on August 20, 2012
at 11:02 PM
Here I am with a L5/S1 disc herniation and major S1 nerve root impingement and it's hard for me to swallow how I lost my mobility in a matter of days. For those of you who've had the Microdiscectomy are any of you happy with that surgery's results?
on April 20, 2012
at 11:34 PM
While you wait for chiro or PT, you may want to read up on the subject. Read anything by "Stuart McGill" or "Craig Liebenson" - leaders in the field of back care/injuries.
on April 20, 2012
at 08:26 PM
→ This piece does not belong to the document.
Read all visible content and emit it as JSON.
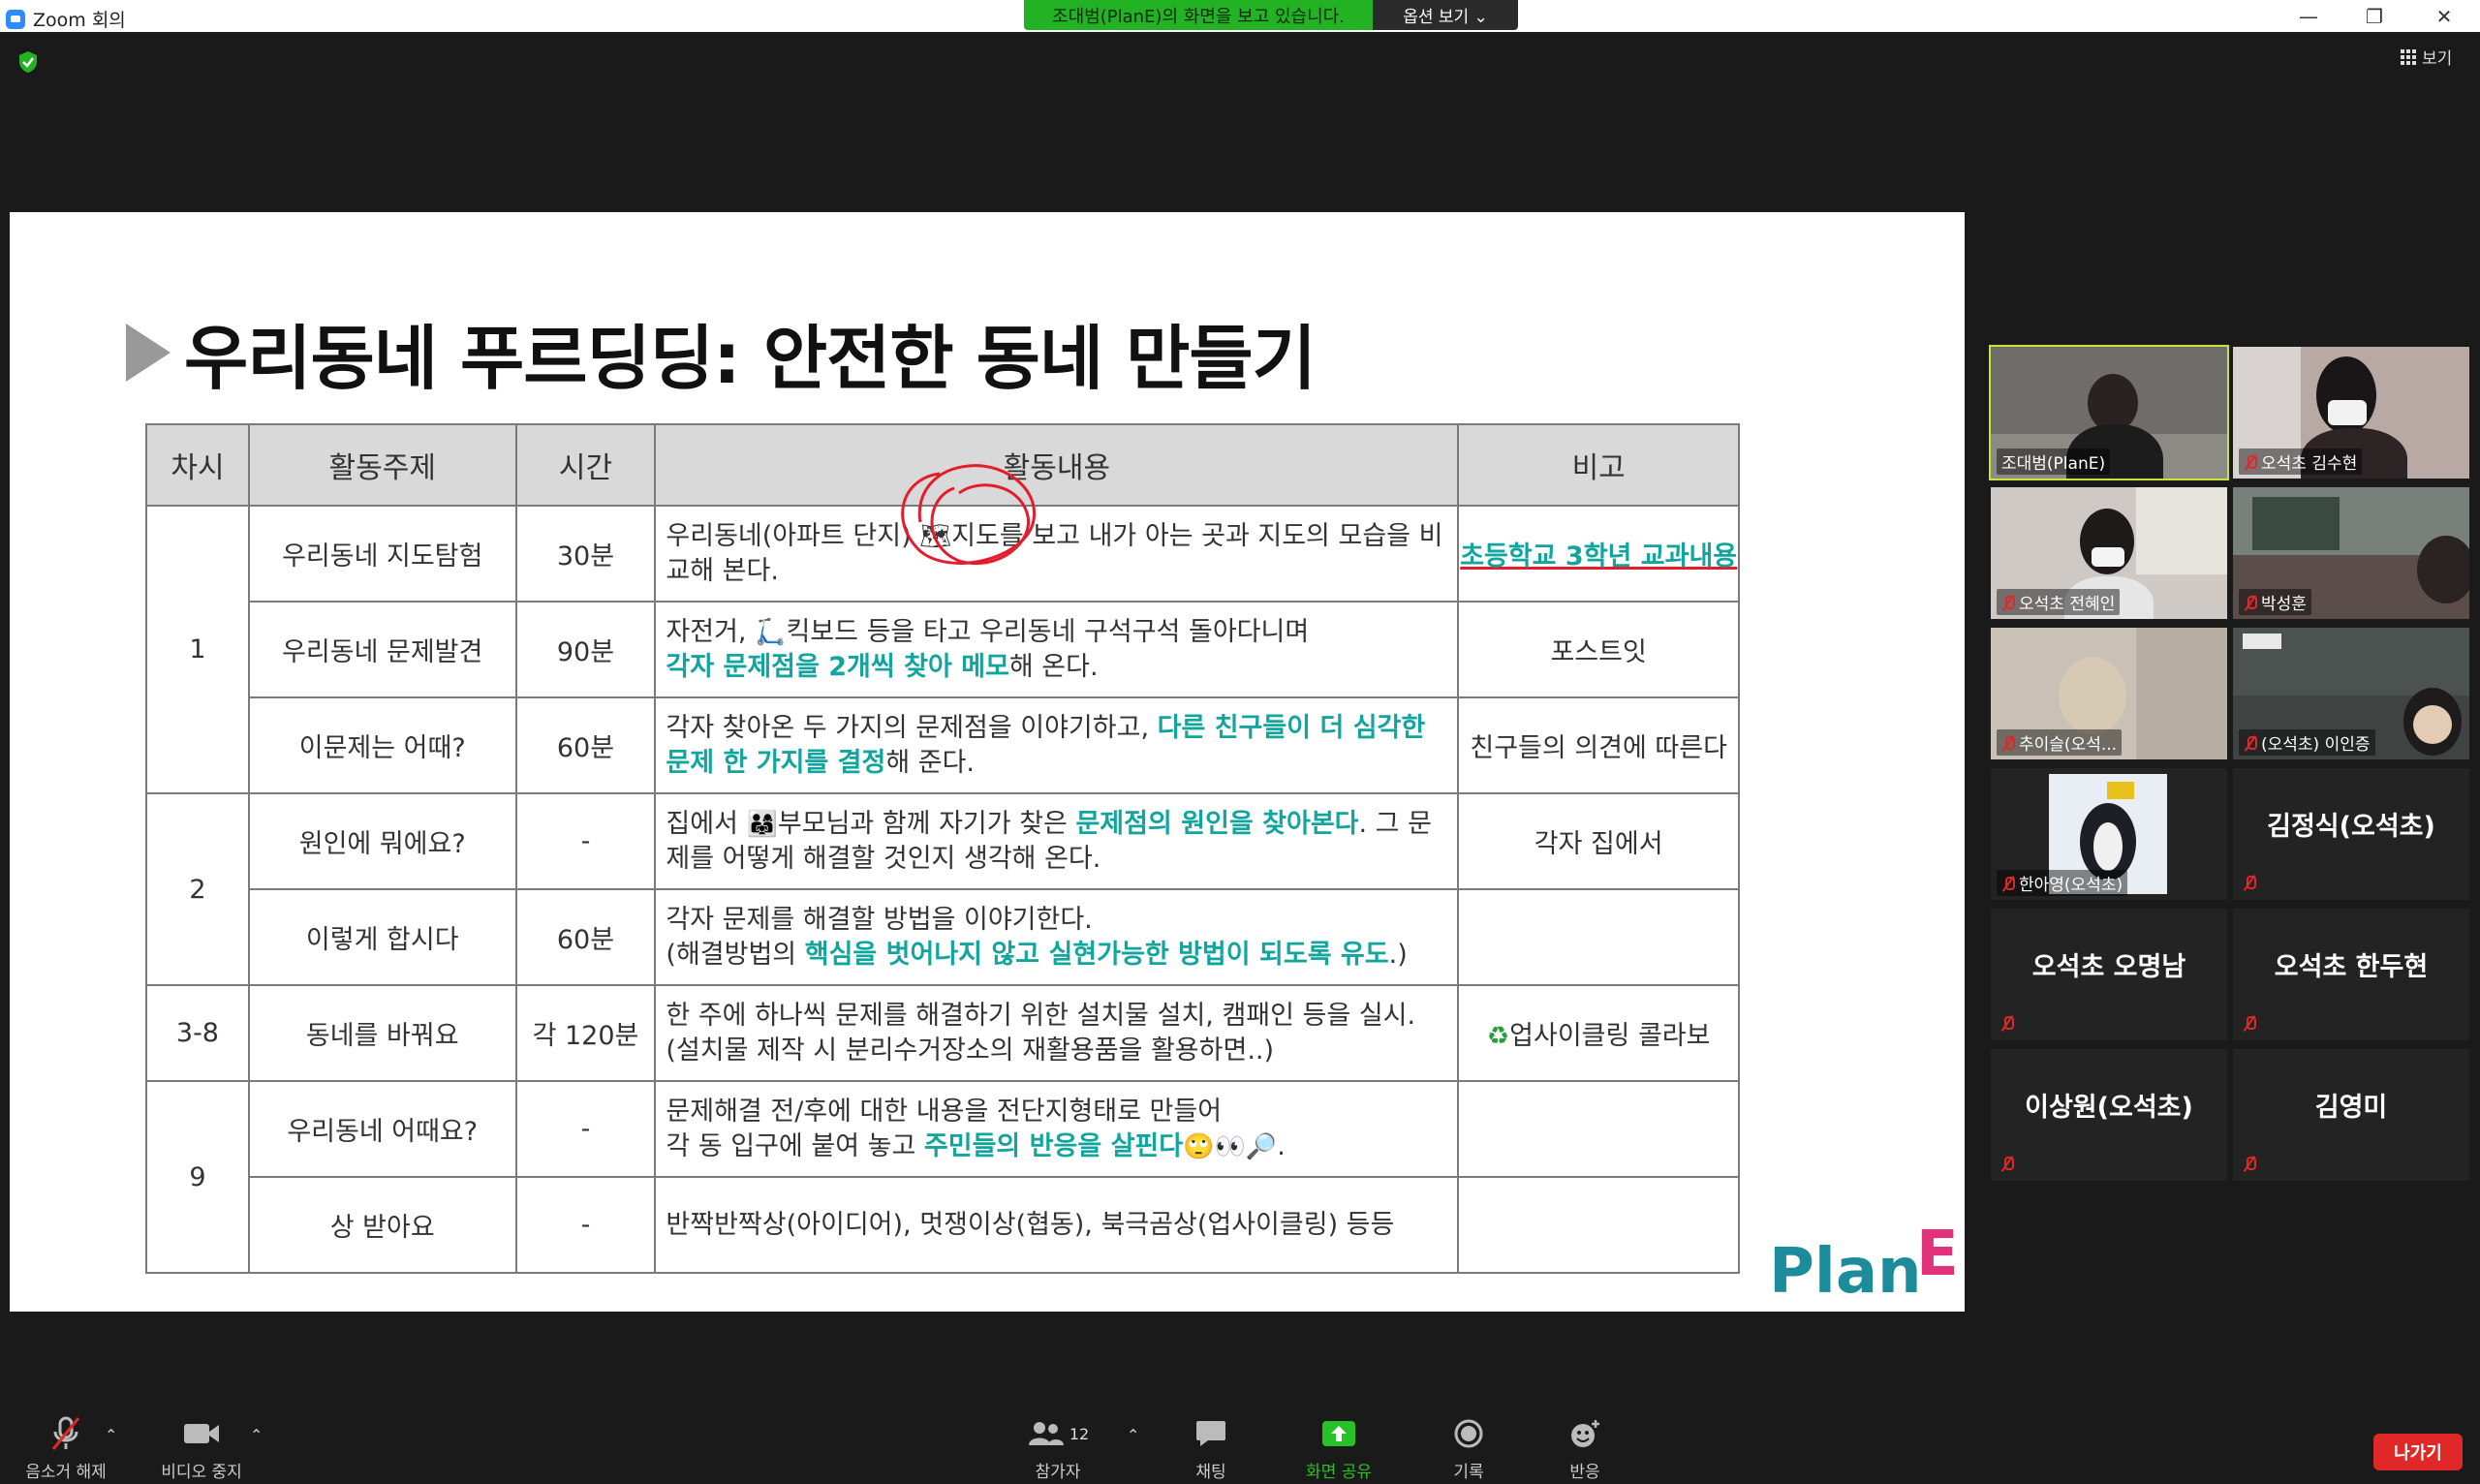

Nate, Sorry to hear you having this trouble with your spine. I have the same problem at L4/5 and a slight bulge at L5/S1. I have had 2 microdisectomys at the L4/5 level and am still having the sciatica pain and low back pain. I have tried everything from chiro to decompression therapy to PT to injections with no real lasting relief. I'm kinda over going to people that charge me a ton of money for not helping my situation. I recently went to a different neurosurgeon and looked at my MRI with him, clearly showing the continued re-herniation after the 2nd surgery. He said "it looks good" and is not convinced that is the source of my pain MRI Image . I'm a 28 year old and in pretty good shape I'm kinda over going to people that charge me a ton of money for not helping my situation. I am in the same boat as you Nate, I am looking for some relief. I wonder why that surgeons don't reinforce the disc to promote strength while healing after a surgery. A dissolving suture would work. Good luck. I think I will try the Resveratrol.
on August 18, 2011
at 04:23 PM
Specifically what motions/activities cause the majority of your pain? Does it hurt more to flex forward, extend etc? Do youIf you can tell me that there are some pretty simple exercises that you can perform that can help with pain relief. These are more light stretches/mobility exercises rather than strengthening.
I am a certified athletic trainer, and work with a lot of athletes and sports injuries. If you find a good PT or physio as it would be in Germany. They should keep in mind your pain level and treat you accordingly. But if you are in too much pain to even do simple stretches. I would start by doing some hot and cold treatments if you have the capability. Examples could be ice pack, heat pack. If you don't have those, try taking a hot bath etc. That will help with some basic pain relief and help relax some of the muscles, and may allow you to do some light exercises.